WHAT YOU HAVE TO DO => Please write each entry out again exactly as shown.

DATA TO USE =>
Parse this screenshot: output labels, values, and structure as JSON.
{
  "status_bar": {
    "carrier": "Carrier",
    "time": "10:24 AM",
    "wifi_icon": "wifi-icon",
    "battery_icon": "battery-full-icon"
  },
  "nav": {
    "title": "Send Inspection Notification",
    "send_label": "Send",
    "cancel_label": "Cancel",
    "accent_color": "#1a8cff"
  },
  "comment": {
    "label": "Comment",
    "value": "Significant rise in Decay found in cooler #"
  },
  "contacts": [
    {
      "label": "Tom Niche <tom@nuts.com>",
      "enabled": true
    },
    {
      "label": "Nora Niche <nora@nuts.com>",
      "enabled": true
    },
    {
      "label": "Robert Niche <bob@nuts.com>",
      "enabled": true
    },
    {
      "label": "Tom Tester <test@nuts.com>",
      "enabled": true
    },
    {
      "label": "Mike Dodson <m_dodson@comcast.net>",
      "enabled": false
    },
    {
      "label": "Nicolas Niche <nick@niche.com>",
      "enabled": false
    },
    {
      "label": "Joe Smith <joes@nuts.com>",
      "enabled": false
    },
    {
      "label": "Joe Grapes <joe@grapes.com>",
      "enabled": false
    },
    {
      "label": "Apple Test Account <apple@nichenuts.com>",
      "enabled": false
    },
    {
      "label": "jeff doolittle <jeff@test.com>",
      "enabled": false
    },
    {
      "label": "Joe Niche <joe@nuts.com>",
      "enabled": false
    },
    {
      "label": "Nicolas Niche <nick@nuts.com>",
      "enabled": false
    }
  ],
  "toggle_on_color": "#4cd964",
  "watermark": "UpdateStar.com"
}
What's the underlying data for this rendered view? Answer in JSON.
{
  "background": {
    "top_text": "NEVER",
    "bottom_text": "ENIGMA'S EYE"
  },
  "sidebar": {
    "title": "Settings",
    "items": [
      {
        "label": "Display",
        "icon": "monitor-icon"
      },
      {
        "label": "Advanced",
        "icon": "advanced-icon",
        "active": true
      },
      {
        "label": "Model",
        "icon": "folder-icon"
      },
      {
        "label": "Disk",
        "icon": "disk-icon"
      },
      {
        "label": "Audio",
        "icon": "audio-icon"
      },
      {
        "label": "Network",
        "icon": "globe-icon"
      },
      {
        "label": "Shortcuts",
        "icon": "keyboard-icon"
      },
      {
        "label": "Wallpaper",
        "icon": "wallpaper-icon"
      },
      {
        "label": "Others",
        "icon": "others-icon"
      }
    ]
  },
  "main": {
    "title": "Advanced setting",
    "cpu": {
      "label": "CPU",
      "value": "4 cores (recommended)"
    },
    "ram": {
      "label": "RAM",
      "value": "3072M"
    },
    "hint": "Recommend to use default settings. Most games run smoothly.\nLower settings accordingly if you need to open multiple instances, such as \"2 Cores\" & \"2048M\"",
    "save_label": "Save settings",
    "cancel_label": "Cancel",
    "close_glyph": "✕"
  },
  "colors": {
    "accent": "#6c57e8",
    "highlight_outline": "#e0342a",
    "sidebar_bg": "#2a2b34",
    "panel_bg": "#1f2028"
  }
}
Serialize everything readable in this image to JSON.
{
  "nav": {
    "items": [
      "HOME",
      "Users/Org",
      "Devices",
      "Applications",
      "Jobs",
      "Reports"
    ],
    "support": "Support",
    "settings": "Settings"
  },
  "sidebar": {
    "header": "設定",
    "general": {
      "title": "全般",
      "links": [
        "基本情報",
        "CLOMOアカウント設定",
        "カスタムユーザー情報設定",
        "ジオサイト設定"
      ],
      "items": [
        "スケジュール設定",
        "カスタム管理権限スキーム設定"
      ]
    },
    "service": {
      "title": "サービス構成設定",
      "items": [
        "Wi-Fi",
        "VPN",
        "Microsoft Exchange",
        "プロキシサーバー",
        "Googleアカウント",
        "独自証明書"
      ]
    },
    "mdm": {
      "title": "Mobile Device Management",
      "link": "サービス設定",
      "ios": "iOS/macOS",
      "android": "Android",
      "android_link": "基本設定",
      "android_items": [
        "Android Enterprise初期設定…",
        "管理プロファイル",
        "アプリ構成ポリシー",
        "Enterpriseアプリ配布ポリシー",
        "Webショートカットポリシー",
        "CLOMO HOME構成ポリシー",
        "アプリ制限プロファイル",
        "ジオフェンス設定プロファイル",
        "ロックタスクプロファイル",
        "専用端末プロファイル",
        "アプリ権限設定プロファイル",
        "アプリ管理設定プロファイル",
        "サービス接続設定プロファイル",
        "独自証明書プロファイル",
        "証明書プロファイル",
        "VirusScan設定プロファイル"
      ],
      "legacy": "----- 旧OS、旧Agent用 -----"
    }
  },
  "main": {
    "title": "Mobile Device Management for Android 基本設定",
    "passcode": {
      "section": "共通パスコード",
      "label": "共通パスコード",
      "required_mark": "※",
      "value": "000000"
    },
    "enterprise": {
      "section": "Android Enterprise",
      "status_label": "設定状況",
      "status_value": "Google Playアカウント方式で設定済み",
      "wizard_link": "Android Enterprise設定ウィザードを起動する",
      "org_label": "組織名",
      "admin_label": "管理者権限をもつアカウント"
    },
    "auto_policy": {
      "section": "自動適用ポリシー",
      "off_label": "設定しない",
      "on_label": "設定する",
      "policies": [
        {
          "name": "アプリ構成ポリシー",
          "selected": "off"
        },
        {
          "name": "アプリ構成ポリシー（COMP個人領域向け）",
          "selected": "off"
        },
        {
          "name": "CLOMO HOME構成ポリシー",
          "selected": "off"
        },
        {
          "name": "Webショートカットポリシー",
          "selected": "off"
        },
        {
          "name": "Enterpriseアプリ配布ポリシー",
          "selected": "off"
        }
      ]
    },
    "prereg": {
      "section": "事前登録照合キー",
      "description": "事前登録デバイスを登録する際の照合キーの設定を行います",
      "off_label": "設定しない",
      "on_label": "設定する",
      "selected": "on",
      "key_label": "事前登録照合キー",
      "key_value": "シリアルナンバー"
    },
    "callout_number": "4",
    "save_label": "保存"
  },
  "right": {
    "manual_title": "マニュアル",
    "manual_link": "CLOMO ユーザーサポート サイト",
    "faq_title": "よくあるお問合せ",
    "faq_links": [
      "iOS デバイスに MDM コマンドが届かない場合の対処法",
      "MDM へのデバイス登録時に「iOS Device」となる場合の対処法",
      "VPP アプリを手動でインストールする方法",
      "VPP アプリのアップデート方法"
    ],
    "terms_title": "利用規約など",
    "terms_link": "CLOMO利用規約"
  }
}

RESULT FOR THIS TASK =>
Parse this screenshot: output labels, values, and structure as JSON.
{
  "status_bar": {
    "carrier": "Carrier",
    "time": "10:24 AM",
    "wifi_icon": "wifi-icon",
    "battery_icon": "battery-full-icon"
  },
  "nav": {
    "title": "Send Inspection Notification",
    "send_label": "Send",
    "cancel_label": "Cancel",
    "accent_color": "#1a8cff"
  },
  "comment": {
    "label": "Comment",
    "value": "Significant rise in Decay found in cooler #"
  },
  "contacts": [
    {
      "label": "Tom Niche <tom@nuts.com>",
      "enabled": true
    },
    {
      "label": "Nora Niche <nora@nuts.com>",
      "enabled": true
    },
    {
      "label": "Robert Niche <bob@nuts.com>",
      "enabled": true
    },
    {
      "label": "Tom Tester <test@nuts.com>",
      "enabled": true
    },
    {
      "label": "Mike Dodson <m_dodson@comcast.net>",
      "enabled": false
    },
    {
      "label": "Nicolas Niche <nick@niche.com>",
      "enabled": false
    },
    {
      "label": "Joe Smith <joes@nuts.com>",
      "enabled": false
    },
    {
      "label": "Joe Grapes <joe@grapes.com>",
      "enabled": false
    },
    {
      "label": "Apple Test Account <apple@nichenuts.com>",
      "enabled": false
    },
    {
      "label": "jeff doolittle <jeff@test.com>",
      "enabled": false
    },
    {
      "label": "Joe Niche <joe@nuts.com>",
      "enabled": false
    },
    {
      "label": "Nicolas Niche <nick@nuts.com>",
      "enabled": false
    }
  ],
  "toggle_on_color": "#4cd964",
  "watermark": "UpdateStar.com"
}
What's the underlying data for this rendered view? Answer in JSON.
{
  "background": {
    "top_text": "NEVER",
    "bottom_text": "ENIGMA'S EYE"
  },
  "sidebar": {
    "title": "Settings",
    "items": [
      {
        "label": "Display",
        "icon": "monitor-icon"
      },
      {
        "label": "Advanced",
        "icon": "advanced-icon",
        "active": true
      },
      {
        "label": "Model",
        "icon": "folder-icon"
      },
      {
        "label": "Disk",
        "icon": "disk-icon"
      },
      {
        "label": "Audio",
        "icon": "audio-icon"
      },
      {
        "label": "Network",
        "icon": "globe-icon"
      },
      {
        "label": "Shortcuts",
        "icon": "keyboard-icon"
      },
      {
        "label": "Wallpaper",
        "icon": "wallpaper-icon"
      },
      {
        "label": "Others",
        "icon": "others-icon"
      }
    ]
  },
  "main": {
    "title": "Advanced setting",
    "cpu": {
      "label": "CPU",
      "value": "4 cores (recommended)"
    },
    "ram": {
      "label": "RAM",
      "value": "3072M"
    },
    "hint": "Recommend to use default settings. Most games run smoothly.\nLower settings accordingly if you need to open multiple instances, such as \"2 Cores\" & \"2048M\"",
    "save_label": "Save settings",
    "cancel_label": "Cancel",
    "close_glyph": "✕"
  },
  "colors": {
    "accent": "#6c57e8",
    "highlight_outline": "#e0342a",
    "sidebar_bg": "#2a2b34",
    "panel_bg": "#1f2028"
  }
}
Serialize everything readable in this image to JSON.
{
  "nav": {
    "items": [
      "HOME",
      "Users/Org",
      "Devices",
      "Applications",
      "Jobs",
      "Reports"
    ],
    "support": "Support",
    "settings": "Settings"
  },
  "sidebar": {
    "header": "設定",
    "general": {
      "title": "全般",
      "links": [
        "基本情報",
        "CLOMOアカウント設定",
        "カスタムユーザー情報設定",
        "ジオサイト設定"
      ],
      "items": [
        "スケジュール設定",
        "カスタム管理権限スキーム設定"
      ]
    },
    "service": {
      "title": "サービス構成設定",
      "items": [
        "Wi-Fi",
        "VPN",
        "Microsoft Exchange",
        "プロキシサーバー",
        "Googleアカウント",
        "独自証明書"
      ]
    },
    "mdm": {
      "title": "Mobile Device Management",
      "link": "サービス設定",
      "ios": "iOS/macOS",
      "android": "Android",
      "android_link": "基本設定",
      "android_items": [
        "Android Enterprise初期設定…",
        "管理プロファイル",
        "アプリ構成ポリシー",
        "Enterpriseアプリ配布ポリシー",
        "Webショートカットポリシー",
        "CLOMO HOME構成ポリシー",
        "アプリ制限プロファイル",
        "ジオフェンス設定プロファイル",
        "ロックタスクプロファイル",
        "専用端末プロファイル",
        "アプリ権限設定プロファイル",
        "アプリ管理設定プロファイル",
        "サービス接続設定プロファイル",
        "独自証明書プロファイル",
        "証明書プロファイル",
        "VirusScan設定プロファイル"
      ],
      "legacy": "----- 旧OS、旧Agent用 -----"
    }
  },
  "main": {
    "title": "Mobile Device Management for Android 基本設定",
    "passcode": {
      "section": "共通パスコード",
      "label": "共通パスコード",
      "required_mark": "※",
      "value": "000000"
    },
    "enterprise": {
      "section": "Android Enterprise",
      "status_label": "設定状況",
      "status_value": "Google Playアカウント方式で設定済み",
      "wizard_link": "Android Enterprise設定ウィザードを起動する",
      "org_label": "組織名",
      "admin_label": "管理者権限をもつアカウント"
    },
    "auto_policy": {
      "section": "自動適用ポリシー",
      "off_label": "設定しない",
      "on_label": "設定する",
      "policies": [
        {
          "name": "アプリ構成ポリシー",
          "selected": "off"
        },
        {
          "name": "アプリ構成ポリシー（COMP個人領域向け）",
          "selected": "off"
        },
        {
          "name": "CLOMO HOME構成ポリシー",
          "selected": "off"
        },
        {
          "name": "Webショートカットポリシー",
          "selected": "off"
        },
        {
          "name": "Enterpriseアプリ配布ポリシー",
          "selected": "off"
        }
      ]
    },
    "prereg": {
      "section": "事前登録照合キー",
      "description": "事前登録デバイスを登録する際の照合キーの設定を行います",
      "off_label": "設定しない",
      "on_label": "設定する",
      "selected": "on",
      "key_label": "事前登録照合キー",
      "key_value": "シリアルナンバー"
    },
    "callout_number": "4",
    "save_label": "保存"
  },
  "right": {
    "manual_title": "マニュアル",
    "manual_link": "CLOMO ユーザーサポート サイト",
    "faq_title": "よくあるお問合せ",
    "faq_links": [
      "iOS デバイスに MDM コマンドが届かない場合の対処法",
      "MDM へのデバイス登録時に「iOS Device」となる場合の対処法",
      "VPP アプリを手動でインストールする方法",
      "VPP アプリのアップデート方法"
    ],
    "terms_title": "利用規約など",
    "terms_link": "CLOMO利用規約"
  }
}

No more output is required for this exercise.